Jill McIntosh

CEO; JVM Ventures

Executive Co-Chair; NEW Cincinnati

Q. How important is it for a leader to have experienced a season of volunteerism?

A. It is extremely important for a leader to volunteer. As leaders we have the responsibility to give back to our communities and leave the world a better place than we found it. I know this is a simple quote, but it is true: “With great power comes great responsibility.” We must not underestimate the influence we have as leaders in the community because we can do much to impact change in a positive way. As I have matured and become more confident in my career, I have better learned how I can better use my network to impact the community.

Q. When you were an upcoming leader, who is someone you observed in a volunteer position or a leadership role?

A. I have had so many. One that comes to mind, both personally and professionally, was one of the first supervisors that I worked with at The Kroger Company — Kathy Kelly, President of Kroger Personal Finance. At the time, I was corporate counsel for Kroger and was Kathy’s legal representation when we launched the Kroger Personal Finance joint venture. Kathy opened my eyes to see that I could have a career outside of the law department and be a leader in the company.

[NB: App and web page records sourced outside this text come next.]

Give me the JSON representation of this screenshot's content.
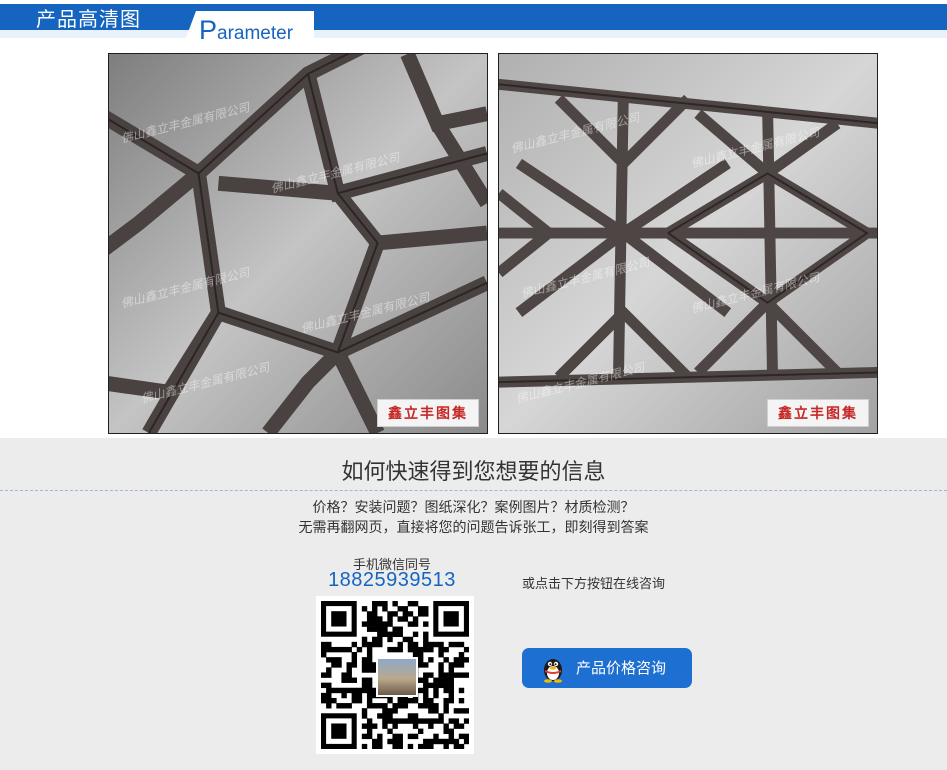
{
  "header": {
    "title": "产品高清图",
    "subtitle_initial": "P",
    "subtitle_rest": "arameter",
    "accent_color": "#1565c0"
  },
  "photos": [
    {
      "stamp": "鑫立丰图集",
      "watermark": "佛山鑫立丰金属有限公司"
    },
    {
      "stamp": "鑫立丰图集",
      "watermark": "佛山鑫立丰金属有限公司"
    }
  ],
  "info": {
    "title": "如何快速得到您想要的信息",
    "questions": "价格？安装问题？图纸深化？案例图片？材质检测？",
    "description": "无需再翻网页，直接将您的问题告诉张工，即刻得到答案",
    "phone_label": "手机微信同号",
    "phone_number": "18825939513",
    "qr_icon": "qr-code",
    "online_hint": "或点击下方按钮在线咨询",
    "consult_button": {
      "label": "产品价格咨询",
      "icon": "qq-penguin-icon",
      "color": "#1d6fd1"
    }
  }
}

Kathy encouraged me to take a leadership role with the joint venture. I was a little anxious about it at the time since practicing law was what I knew, but I never looked back. I credit that to Kathy realizing the potential I had and encouraging me to take a position that was really outside of my comfort zone at the time. She was a huge inspiration to me, and an influential mentor. She was a gracious person; warm, caring and giving. She was also a good mother, and she took leadership roles with notable charities and nonprofits. I looked at her as someone I wanted to emulate because she seemed to have it all and did it with grace and style. Kathy modeled for me that you can be a good and kind person and still make it in the corporate world, keeping your integrity intact. I have a huge respect for that. We are still friends.

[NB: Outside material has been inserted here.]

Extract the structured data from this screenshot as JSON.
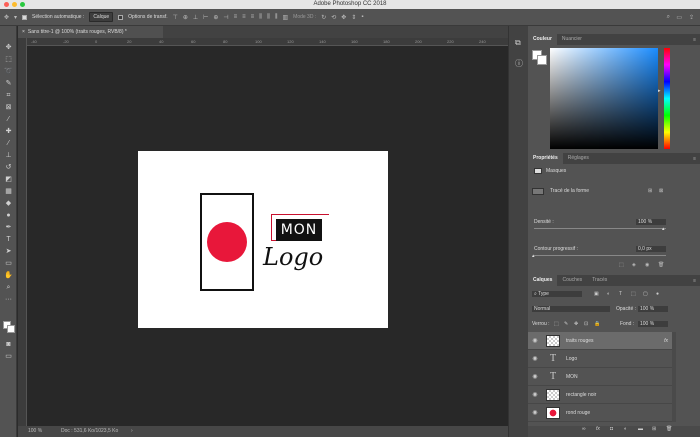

A second person who inspired me is Lisa Holsclaw, another vice president at Kroger. Kroger and P&G had started the Cincinnati Region of the Network of Executive Women, and Lisa encouraged me to succeed her as the Kroger co-chair in leading our region. At that time, I was apprehensive of taking on that responsibility leading a region of over 600 members, not to mention emceeing events with over that amount. I felt the shoes were too big to fill, but she saw something in me and believed that I could continue the success of the organization. Today I am proud to say that together with my co-chair Amy Eskoff Garrett at P&G we have done just that. We have built on the foundation that our predecessors started and significantly increased our membership, sponsorship and event attendance. It has been a truly rewarding experience both personally and professionally, and I am so grateful to Lisa for giving me that nudge I needed at the time.

Q. The role of leaders in the community is significant. How do you manage your time between working/leading and providing a role model for community work?

A. I now have more independence in my current role as a board member/consultant versus having a corporate assignment. I treat my nonprofit work the same as my for-profit work, so I don’t really place parameters around windows of time. I put the effort into what needs to be done at the moment and I don’t get caught up in how much time I am spending. It is more about the quality of work rather than the quantity of my time. I think that is what effective leaders do.

Q. What title would you give this chapter in your life?

A. “A New Beginning.” I worked for 16 years for Kroger and before that, seven years in law firms. One of my favorite positions was leading the natural foods division for Kroger, and I still lead the Network of Executive Women, Cincinnati. Now I want to focus on sharing what I have learned over my career to impact positive change for organizations that I am passionate about. A lot of my consulting and board work has been with emerging brands in the “better-for-you space” and women-led businesses. This combines my love of the natural and organic space with helping women leaders. This period of my life is a lot of first times — new people, new ways of doing business; a lot of figuring things out. Instead of looking at it as a challenge, I see it as an opportunity to gain new, different and rewarding experiences.

Q. What’s the most fulfilling part about what you do?

A. I would say my leadership roles with the Network of Executive Women, and serving on the boards of ProKids of Hamilton County and Xavier University, William’s College of Business. I am passionate about what these organizations stand for and advancing their missions. But the most fulfilling thing I do is being the mom of three girls. I am trying my best to raise them to become confident women. One of the things I enjoy the most is watching them play sports, and I coach my youngest in lacrosse. Athletics can do a lot to grow strength and self-assurance in young girls and teach them how to work well as a team. These skill sets will be valuable when they join the working

world someday.